That said, it can also be nice to use the three bells as a moment for affirmation or gratitude, in which case it’s good to know where the sounding of them originally comes from.

The gestures that accompany the ringing of the gongs or bells are an ancient tradition. In Buddhist circles you will often see people bring their hands together at the forehead, at the heart and then bow down. The three gestures have a certain symbolic meaning and are sometimes accompanied by a mantra or a prayer. In effect they are a summary, a reminder, of what is most essential on the spiritual path (or in other words, the path of happiness).

Much of this can be quite mystifying but over time I started to boil them down to a few simple words that I can understand.
For example:
Clear mind
Open heart
This body, this earth

Or even simpler:
See
Listen
Feel

Their significance lies not in any belief, religion or holiness. It is a recognition of what is fundamental to our contentment in life, of what is real and possible in our existence, of what is most essential in the barest way, independent of circumstances, be they political or personal.

A clear mind:
Unobstructed by compulsive thought, by judgements and fears, a mind that distinguishes between the continuous internal gossip and the quieter wordless waters that lie beneath. A mind that is perceptive, intuitive, conscious.

An open heart:
The sense of connectedness to others, of care and kindness, beauty and joy. A heart that allows, listens and embraces all.

This body, this earth:
Honouring that which makes our experience possible. Without this body, this earth, where would we be, how would we feel? A sense of gratitude. Recognising that which is greater than me, that I am only one of many, that we are one, and one with this earth. A sense of humbleness. A surrender to the fact that so much in life is beyond my control, a reminder to trust it instead.

With or without the accompanying gestures, see for yourself if this is helpful to you, find your own words.

Or no words at all. Simply let the three gongs be just what they are: the sound that emanates from a stick striking a bowl.

Zen Mind, Beginner’s Mind, the story of a newspaper clipping

Here’s the newspaper cutting I told you about in our Zoom class yesterday, which is on the wall in my yoga room.

It says “90 year old in the yoga headstand” with “And, done your yoga today?” written beneath.

My housemate put it up in my room when I lived in Cologne in the 90’s. He had been showing me a few yoga poses that he’d learnt from his father, so I’d only just started practicing. There was no such thing as a yoga class in those days, not even in all of Cologne, so I just picked up bits and pieces from various sources.

The message was clear: if you want to be able to stand on your head when you’re 90, you have to do your practice now.

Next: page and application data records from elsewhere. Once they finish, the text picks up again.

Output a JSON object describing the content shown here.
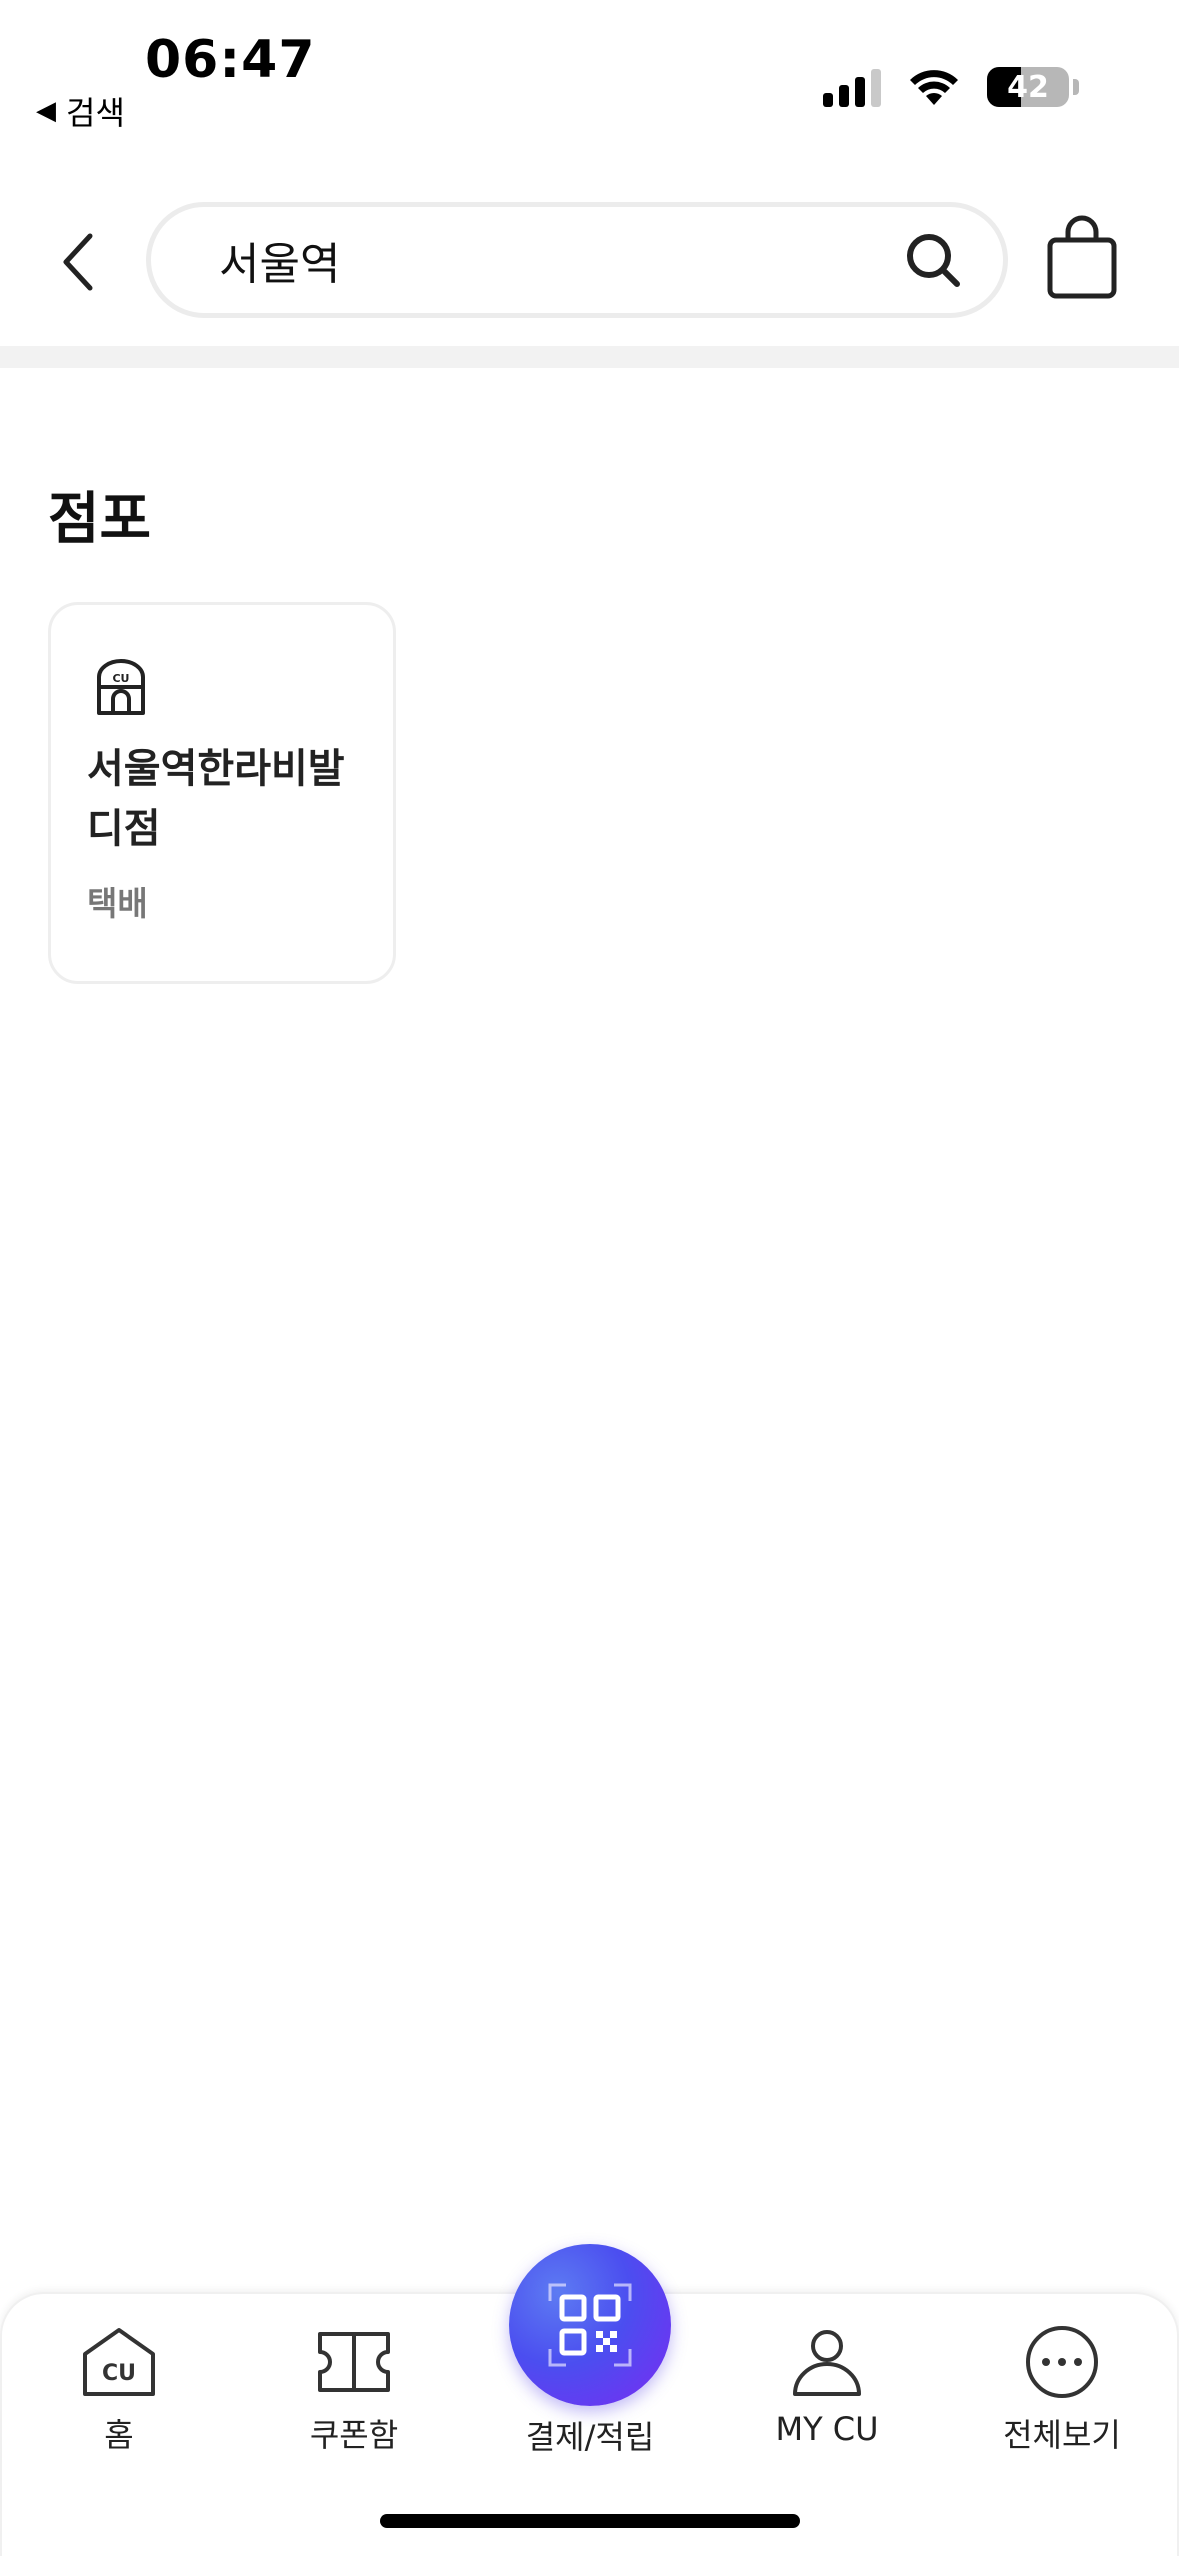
{
  "status_bar": {
    "time": "06:47",
    "back_label": "검색",
    "battery_level": "42"
  },
  "header": {
    "search_value": "서울역"
  },
  "section": {
    "title": "점포"
  },
  "stores": [
    {
      "name": "서울역한라비발디점",
      "tag": "택배"
    }
  ],
  "bottom_nav": {
    "home_label": "홈",
    "coupon_label": "쿠폰함",
    "pay_label": "결제/적립",
    "mycu_label": "MY CU",
    "more_label": "전체보기"
  },
  "colors": {
    "accent_gradient_start": "#5d7bf2",
    "accent_gradient_end": "#7a2bf2"
  }
}
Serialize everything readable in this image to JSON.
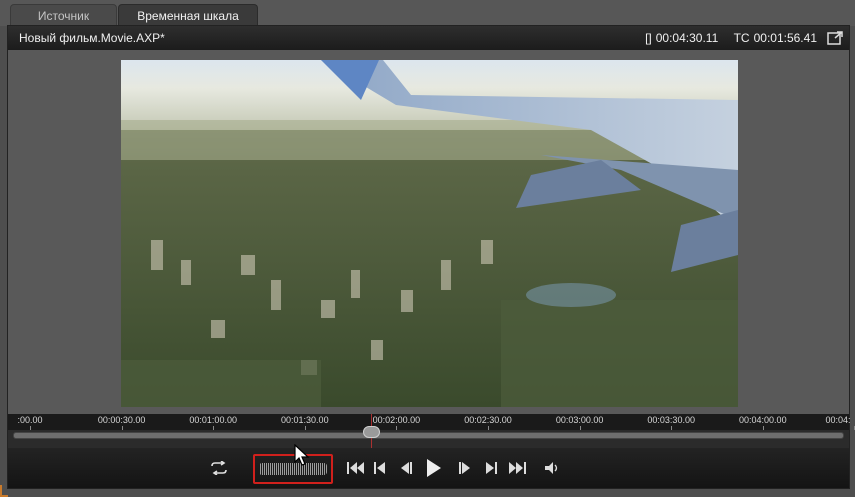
{
  "tabs": [
    {
      "label": "Источник",
      "active": false
    },
    {
      "label": "Временная шкала",
      "active": true
    }
  ],
  "titlebar": {
    "project_title": "Новый фильм.Movie.AXP*",
    "duration_label": "[]",
    "duration": "00:04:30.11",
    "tc_label": "TC",
    "tc": "00:01:56.41"
  },
  "timeline": {
    "ticks": [
      ":00.00",
      "00:00:30.00",
      "00:01:00.00",
      "00:01:30.00",
      "00:02:00.00",
      "00:02:30.00",
      "00:03:00.00",
      "00:03:30.00",
      "00:04:00.00",
      "00:04:"
    ],
    "playhead_time": "00:01:56.41"
  },
  "controls": {
    "icons": [
      "loop-icon",
      "jog-shuttle",
      "go-to-start-icon",
      "previous-mark-icon",
      "step-back-icon",
      "play-icon",
      "step-forward-icon",
      "next-mark-icon",
      "go-to-end-icon",
      "volume-icon"
    ]
  },
  "colors": {
    "highlight": "#d0201c",
    "panel": "#555555",
    "titlebar": "#1c1c1c"
  }
}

I thought that was a perfectly good aspiration to have in life so I kept up with it. I also realised how profound the method really was and that I still had a lot to learn. 

Meanwhile yoga classes started popping up everywhere and I attended many of them, though my main practice stayed on my own mat at home. 
By this time I’d moved back to Amsterdam and this mat was made of two thick wonky pieces of black rubber glued together. It couldn’t be rolled up easily so it was out all the time (I lived in a bedsit the size of my lounge now). 

Many years later, by now in England, I remember being surprised at the amount of people teaching yoga classes when to my mind they had really only just started practicing. How was that possible? I’d always thought of myself as an amateur and a beginner, there was so much still to understand.

I was working as a personal tutor at Cirencester College then, helping students make decisions for their future, and one day I heard my own counsel: If these people can teach yoga, why can’t you? 

I graduated from teacher training in 2012 and as they say, the rest is history.

I suppose technically I am a professional now and no longer an amateur, but I still consider myself a beginner really and perhaps I always will. In fact I’d encourage anyone to keep approaching yoga as a beginner. After all, each and every moment is fresh and gives you the opportunity to experience something new, something different. If we let it.